Available data:
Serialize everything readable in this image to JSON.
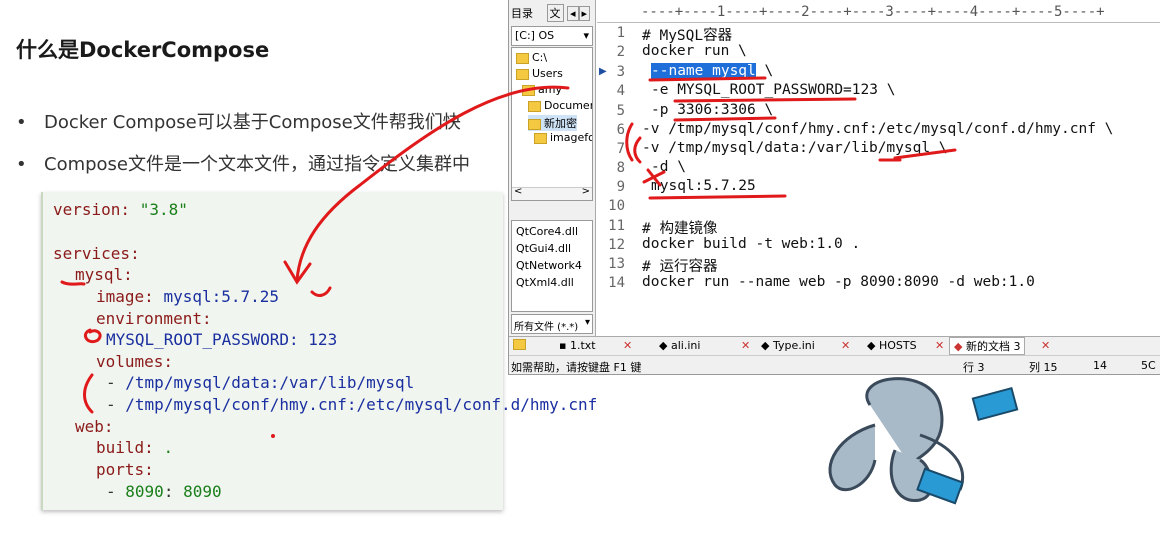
{
  "slide": {
    "title": "什么是DockerCompose",
    "bullets": [
      "Docker Compose可以基于Compose文件帮我们快",
      "Compose文件是一个文本文件，通过指令定义集群中"
    ],
    "bullet_symbol": "•"
  },
  "compose_code": {
    "l1a": "version:",
    "l1b": "\"3.8\"",
    "l2": "services:",
    "l3": "mysql:",
    "l4a": "image:",
    "l4b": "mysql:5.7.25",
    "l5": "environment:",
    "l6a": "MYSQL_ROOT_PASSWORD:",
    "l6b": "123",
    "l7": "volumes:",
    "l8a": "-",
    "l8b": "/tmp/mysql/data:/var/lib/mysql",
    "l9a": "-",
    "l9b": "/tmp/mysql/conf/hmy.cnf:/etc/mysql/conf.d/hmy.cnf",
    "l10": "web:",
    "l11a": "build:",
    "l11b": ".",
    "l12": "ports:",
    "l13a": "-",
    "l13b": "8090",
    "l13c": ":",
    "l13d": "8090"
  },
  "editor": {
    "panel_tab": "目录",
    "panel_tab2": "文",
    "drive": "[C:] OS",
    "tree": [
      "C:\\",
      "Users",
      "amy",
      "Document",
      "新加密",
      "imagefor"
    ],
    "files": [
      "QtCore4.dll",
      "QtGui4.dll",
      "QtNetwork4",
      "QtXml4.dll"
    ],
    "filter": "所有文件 (*.*)",
    "ruler": "----+----1----+----2----+----3----+----4----+----5----+",
    "line_numbers": [
      "1",
      "2",
      "3",
      "4",
      "5",
      "6",
      "7",
      "8",
      "9",
      "10",
      "11",
      "12",
      "13",
      "14"
    ],
    "lines": [
      "# MySQL容器",
      "docker run \\",
      "--name mysql",
      " \\",
      "-e MYSQL_ROOT_PASSWORD=123 \\",
      "-p 3306:3306 \\",
      "-v /tmp/mysql/conf/hmy.cnf:/etc/mysql/conf.d/hmy.cnf \\",
      "-v /tmp/mysql/data:/var/lib/mysql \\",
      "-d \\",
      "mysql:5.7.25",
      "",
      "# 构建镜像",
      "docker build -t web:1.0 .",
      "# 运行容器",
      "docker run --name web -p 8090:8090 -d web:1.0"
    ],
    "tabs": [
      "1.txt",
      "ali.ini",
      "Type.ini",
      "HOSTS",
      "新的文档 3"
    ],
    "status": {
      "help": "如需帮助，请按键盘 F1 键",
      "row": "行 3",
      "col": "列 15",
      "num": "14",
      "enc": "5C"
    }
  },
  "colors": {
    "selection": "#1e6fd9",
    "annotation_red": "#e0191b",
    "code_bg": "#f1f5ef"
  }
}
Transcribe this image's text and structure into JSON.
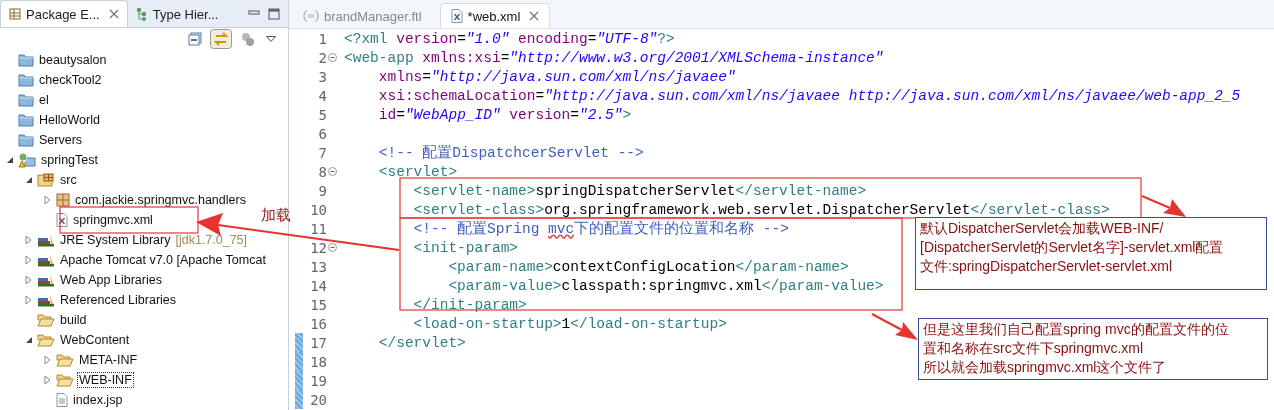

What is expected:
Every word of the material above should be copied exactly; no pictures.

Response to this task:
Serialize everything readable in this image to JSON.
{
  "slide": {
    "title": "什么是DockerCompose",
    "bullets": [
      "Docker Compose可以基于Compose文件帮我们快",
      "Compose文件是一个文本文件，通过指令定义集群中"
    ],
    "bullet_symbol": "•"
  },
  "compose_code": {
    "l1a": "version:",
    "l1b": "\"3.8\"",
    "l2": "services:",
    "l3": "mysql:",
    "l4a": "image:",
    "l4b": "mysql:5.7.25",
    "l5": "environment:",
    "l6a": "MYSQL_ROOT_PASSWORD:",
    "l6b": "123",
    "l7": "volumes:",
    "l8a": "-",
    "l8b": "/tmp/mysql/data:/var/lib/mysql",
    "l9a": "-",
    "l9b": "/tmp/mysql/conf/hmy.cnf:/etc/mysql/conf.d/hmy.cnf",
    "l10": "web:",
    "l11a": "build:",
    "l11b": ".",
    "l12": "ports:",
    "l13a": "-",
    "l13b": "8090",
    "l13c": ":",
    "l13d": "8090"
  },
  "editor": {
    "panel_tab": "目录",
    "panel_tab2": "文",
    "drive": "[C:] OS",
    "tree": [
      "C:\\",
      "Users",
      "amy",
      "Document",
      "新加密",
      "imagefor"
    ],
    "files": [
      "QtCore4.dll",
      "QtGui4.dll",
      "QtNetwork4",
      "QtXml4.dll"
    ],
    "filter": "所有文件 (*.*)",
    "ruler": "----+----1----+----2----+----3----+----4----+----5----+",
    "line_numbers": [
      "1",
      "2",
      "3",
      "4",
      "5",
      "6",
      "7",
      "8",
      "9",
      "10",
      "11",
      "12",
      "13",
      "14"
    ],
    "lines": [
      "# MySQL容器",
      "docker run \\",
      "--name mysql",
      " \\",
      "-e MYSQL_ROOT_PASSWORD=123 \\",
      "-p 3306:3306 \\",
      "-v /tmp/mysql/conf/hmy.cnf:/etc/mysql/conf.d/hmy.cnf \\",
      "-v /tmp/mysql/data:/var/lib/mysql \\",
      "-d \\",
      "mysql:5.7.25",
      "",
      "# 构建镜像",
      "docker build -t web:1.0 .",
      "# 运行容器",
      "docker run --name web -p 8090:8090 -d web:1.0"
    ],
    "tabs": [
      "1.txt",
      "ali.ini",
      "Type.ini",
      "HOSTS",
      "新的文档 3"
    ],
    "status": {
      "help": "如需帮助，请按键盘 F1 键",
      "row": "行 3",
      "col": "列 15",
      "num": "14",
      "enc": "5C"
    }
  },
  "colors": {
    "selection": "#1e6fd9",
    "annotation_red": "#e0191b",
    "code_bg": "#f1f5ef"
  }
}
Transcribe this image's text and structure into JSON.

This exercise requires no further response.